## ENTRIES SHOWN
*** Block opens ***

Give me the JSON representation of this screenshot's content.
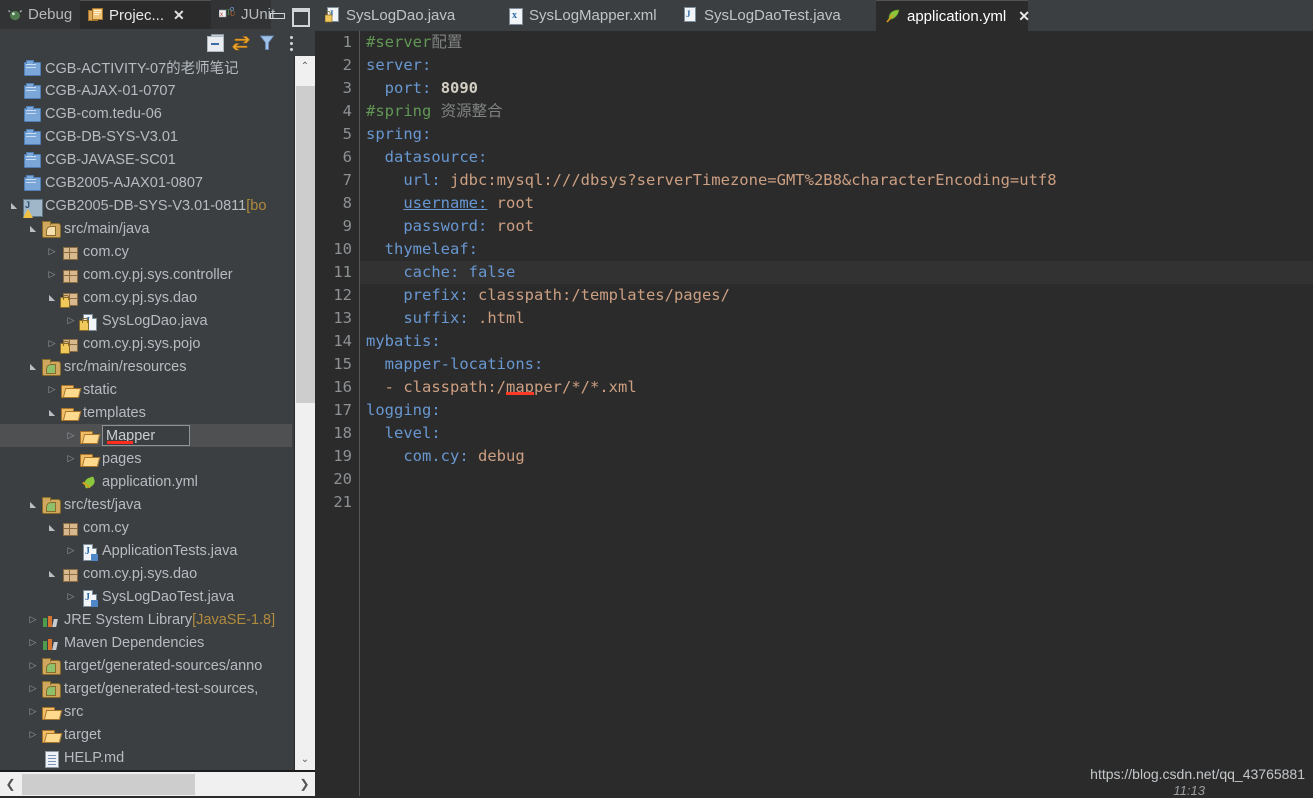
{
  "window": {
    "minimize_label": "—",
    "maximize_label": "▣"
  },
  "view_tabs": [
    {
      "label": "Debug",
      "icon": "debug-bug-icon",
      "active": false,
      "closable": false
    },
    {
      "label": "Projec...",
      "icon": "project-explorer-icon",
      "active": true,
      "closable": true,
      "close_label": "✕"
    },
    {
      "label": "JUnit",
      "icon": "junit-icon",
      "active": false,
      "closable": false
    }
  ],
  "panel_toolbar": {
    "icons": [
      {
        "name": "collapse-all-icon",
        "tooltip": "Collapse All"
      },
      {
        "name": "link-with-editor-icon",
        "tooltip": "Link with Editor"
      },
      {
        "name": "filter-icon",
        "tooltip": "Filters"
      },
      {
        "name": "view-menu-icon",
        "tooltip": "View Menu"
      }
    ]
  },
  "tree": {
    "items": [
      {
        "label": "CGB-ACTIVITY-07的老师笔记",
        "indent": 0,
        "arrow": "none",
        "icon": "blue-folder-icon",
        "selected": false
      },
      {
        "label": "CGB-AJAX-01-0707",
        "indent": 0,
        "arrow": "none",
        "icon": "blue-folder-icon",
        "selected": false
      },
      {
        "label": "CGB-com.tedu-06",
        "indent": 0,
        "arrow": "none",
        "icon": "blue-folder-icon",
        "selected": false
      },
      {
        "label": "CGB-DB-SYS-V3.01",
        "indent": 0,
        "arrow": "none",
        "icon": "blue-folder-icon",
        "selected": false
      },
      {
        "label": "CGB-JAVASE-SC01",
        "indent": 0,
        "arrow": "none",
        "icon": "blue-folder-icon",
        "selected": false
      },
      {
        "label": "CGB2005-AJAX01-0807",
        "indent": 0,
        "arrow": "none",
        "icon": "blue-folder-icon",
        "selected": false
      },
      {
        "label": "CGB2005-DB-SYS-V3.01-0811",
        "sublabel": " [bo",
        "indent": 0,
        "arrow": "open",
        "icon": "java-project-icon",
        "selected": false
      },
      {
        "label": "src/main/java",
        "indent": 1,
        "arrow": "open",
        "icon": "source-folder-icon",
        "selected": false
      },
      {
        "label": "com.cy",
        "indent": 2,
        "arrow": "closed",
        "icon": "package-icon",
        "selected": false
      },
      {
        "label": "com.cy.pj.sys.controller",
        "indent": 2,
        "arrow": "closed",
        "icon": "package-icon",
        "selected": false
      },
      {
        "label": "com.cy.pj.sys.dao",
        "indent": 2,
        "arrow": "open",
        "icon": "package-locked-icon",
        "selected": false
      },
      {
        "label": "SysLogDao.java",
        "indent": 3,
        "arrow": "closed",
        "icon": "java-interface-locked-icon",
        "selected": false
      },
      {
        "label": "com.cy.pj.sys.pojo",
        "indent": 2,
        "arrow": "closed",
        "icon": "package-locked-icon",
        "selected": false
      },
      {
        "label": "src/main/resources",
        "indent": 1,
        "arrow": "open",
        "icon": "resource-folder-icon",
        "selected": false
      },
      {
        "label": "static",
        "indent": 2,
        "arrow": "closed",
        "icon": "open-folder-icon",
        "selected": false
      },
      {
        "label": "templates",
        "indent": 2,
        "arrow": "open",
        "icon": "open-folder-icon",
        "selected": false
      },
      {
        "label": "Mapper",
        "indent": 3,
        "arrow": "closed",
        "icon": "open-folder-icon",
        "selected": true,
        "editing": true
      },
      {
        "label": "pages",
        "indent": 3,
        "arrow": "closed",
        "icon": "open-folder-icon",
        "selected": false
      },
      {
        "label": "application.yml",
        "indent": 3,
        "arrow": "none",
        "icon": "yml-file-icon",
        "selected": false
      },
      {
        "label": "src/test/java",
        "indent": 1,
        "arrow": "open",
        "icon": "test-source-folder-icon",
        "selected": false
      },
      {
        "label": "com.cy",
        "indent": 2,
        "arrow": "open",
        "icon": "package-icon",
        "selected": false
      },
      {
        "label": "ApplicationTests.java",
        "indent": 3,
        "arrow": "closed",
        "icon": "java-test-file-icon",
        "selected": false
      },
      {
        "label": "com.cy.pj.sys.dao",
        "indent": 2,
        "arrow": "open",
        "icon": "package-icon",
        "selected": false
      },
      {
        "label": "SysLogDaoTest.java",
        "indent": 3,
        "arrow": "closed",
        "icon": "java-test-file-icon",
        "selected": false
      },
      {
        "label": "JRE System Library",
        "sublabel": " [JavaSE-1.8]",
        "indent": 1,
        "arrow": "closed",
        "icon": "library-icon",
        "selected": false
      },
      {
        "label": "Maven Dependencies",
        "indent": 1,
        "arrow": "closed",
        "icon": "library-icon",
        "selected": false
      },
      {
        "label": "target/generated-sources/anno",
        "indent": 1,
        "arrow": "closed",
        "icon": "generated-source-folder-icon",
        "selected": false
      },
      {
        "label": "target/generated-test-sources,",
        "indent": 1,
        "arrow": "closed",
        "icon": "generated-source-folder-icon",
        "selected": false
      },
      {
        "label": "src",
        "indent": 1,
        "arrow": "closed",
        "icon": "open-folder-icon",
        "selected": false
      },
      {
        "label": "target",
        "indent": 1,
        "arrow": "closed",
        "icon": "open-folder-icon",
        "selected": false
      },
      {
        "label": "HELP.md",
        "indent": 1,
        "arrow": "none",
        "icon": "markdown-file-icon",
        "selected": false
      }
    ],
    "rename_editor": {
      "value": "Mapper"
    }
  },
  "scrollbars": {
    "vertical": {
      "up_label": "⌃",
      "down_label": "⌄"
    },
    "horizontal": {
      "left_label": "❮",
      "right_label": "❯"
    }
  },
  "editor_tabs": [
    {
      "label": "SysLogDao.java",
      "icon": "java-interface-locked-icon",
      "active": false,
      "closable": false
    },
    {
      "label": "SysLogMapper.xml",
      "icon": "xml-file-icon",
      "active": false,
      "closable": false
    },
    {
      "label": "SysLogDaoTest.java",
      "icon": "java-file-icon",
      "active": false,
      "closable": false
    },
    {
      "label": "application.yml",
      "icon": "yml-file-icon",
      "active": true,
      "closable": true,
      "close_label": "✕"
    }
  ],
  "editor": {
    "highlighted_line": 11,
    "line_numbers": [
      1,
      2,
      3,
      4,
      5,
      6,
      7,
      8,
      9,
      10,
      11,
      12,
      13,
      14,
      15,
      16,
      17,
      18,
      19,
      20,
      21
    ],
    "lines": [
      {
        "n": 1,
        "text": "#server配置"
      },
      {
        "n": 2,
        "text": "server:"
      },
      {
        "n": 3,
        "text": "  port: 8090"
      },
      {
        "n": 4,
        "text": "#spring 资源整合"
      },
      {
        "n": 5,
        "text": "spring:"
      },
      {
        "n": 6,
        "text": "  datasource:"
      },
      {
        "n": 7,
        "text": "    url: jdbc:mysql:///dbsys?serverTimezone=GMT%2B8&characterEncoding=utf8"
      },
      {
        "n": 8,
        "text": "    username: root"
      },
      {
        "n": 9,
        "text": "    password: root"
      },
      {
        "n": 10,
        "text": "  thymeleaf:"
      },
      {
        "n": 11,
        "text": "    cache: false"
      },
      {
        "n": 12,
        "text": "    prefix: classpath:/templates/pages/"
      },
      {
        "n": 13,
        "text": "    suffix: .html"
      },
      {
        "n": 14,
        "text": "mybatis:"
      },
      {
        "n": 15,
        "text": "  mapper-locations:"
      },
      {
        "n": 16,
        "text": "  - classpath:/mapper/*/*.xml"
      },
      {
        "n": 17,
        "text": "logging:"
      },
      {
        "n": 18,
        "text": "  level:"
      },
      {
        "n": 19,
        "text": "    com.cy: debug"
      },
      {
        "n": 20,
        "text": ""
      },
      {
        "n": 21,
        "text": ""
      }
    ],
    "tokens": {
      "l1_comment": "#server",
      "l1_comment_cn": "配置",
      "l2_key": "server:",
      "l3_key": "port:",
      "l3_num": "8090",
      "l4_comment": "#spring",
      "l4_comment_cn": "资源整合",
      "l5_key": "spring:",
      "l6_key": "datasource:",
      "l7_key": "url:",
      "l7_val": "jdbc:mysql:///dbsys?serverTimezone=GMT%2B8&characterEncoding=utf8",
      "l8_key": "username:",
      "l8_val": "root",
      "l9_key": "password:",
      "l9_val": "root",
      "l10_key": "thymeleaf:",
      "l11_key": "cache:",
      "l11_val": "false",
      "l12_key": "prefix:",
      "l12_val": "classpath:/templates/pages/",
      "l13_key": "suffix:",
      "l13_val": ".html",
      "l14_key": "mybatis:",
      "l15_key": "mapper-locations:",
      "l16_dash": "- ",
      "l16_val_a": "classpath:/",
      "l16_val_err": "map",
      "l16_val_b": "per/*/*.xml",
      "l17_key": "logging:",
      "l18_key": "level:",
      "l19_key": "com.cy:",
      "l19_val": "debug"
    }
  },
  "watermark": {
    "url": "https://blog.csdn.net/qq_43765881",
    "time": "11:13"
  },
  "colors": {
    "panel_bg": "#3c3f41",
    "editor_bg": "#2b2b2b",
    "selection_bg": "#4e5052",
    "line_highlight": "#323232",
    "key_blue": "#6897d1",
    "value_orange": "#cc9f82",
    "comment_green": "#629755",
    "error_red": "#ff3b28",
    "gutter_text": "#8d9194",
    "tree_text": "#b6bcc2",
    "sublabel_gold": "#b08b3e"
  }
}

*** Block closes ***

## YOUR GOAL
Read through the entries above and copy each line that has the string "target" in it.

## FINAL ANSWER
        "label": "target/generated-sources/anno",
        "label": "target/generated-test-sources,",
        "label": "target",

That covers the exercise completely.